PROBLEM DESCRIPTION – Look for the word "斉藤元彦" in the data below, and copy every line that holds it.
--- DATA EXCERPTS ---
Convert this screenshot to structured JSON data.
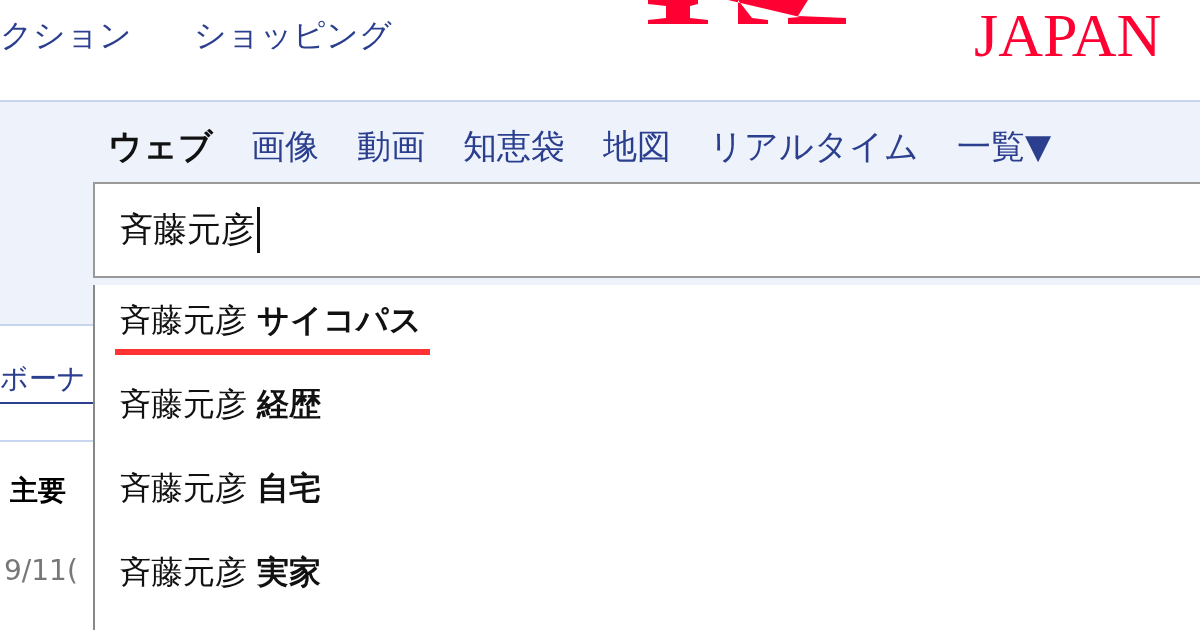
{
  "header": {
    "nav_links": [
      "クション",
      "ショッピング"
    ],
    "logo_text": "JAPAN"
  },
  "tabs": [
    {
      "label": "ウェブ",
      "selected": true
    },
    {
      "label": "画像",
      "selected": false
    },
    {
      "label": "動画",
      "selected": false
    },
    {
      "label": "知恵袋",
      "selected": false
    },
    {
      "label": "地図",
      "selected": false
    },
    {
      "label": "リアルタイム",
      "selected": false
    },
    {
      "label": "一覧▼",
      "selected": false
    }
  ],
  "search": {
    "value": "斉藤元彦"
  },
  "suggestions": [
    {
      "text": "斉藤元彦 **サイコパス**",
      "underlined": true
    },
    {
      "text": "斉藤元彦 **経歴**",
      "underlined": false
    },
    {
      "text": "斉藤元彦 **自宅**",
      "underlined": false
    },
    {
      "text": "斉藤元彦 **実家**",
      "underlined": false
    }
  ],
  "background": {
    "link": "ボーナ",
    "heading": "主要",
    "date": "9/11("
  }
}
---
REPLY TO THE TASK –
    "value": "斉藤元彦"
      "text": "斉藤元彦 **サイコパス**",
      "text": "斉藤元彦 **経歴**",
      "text": "斉藤元彦 **自宅**",
      "text": "斉藤元彦 **実家**",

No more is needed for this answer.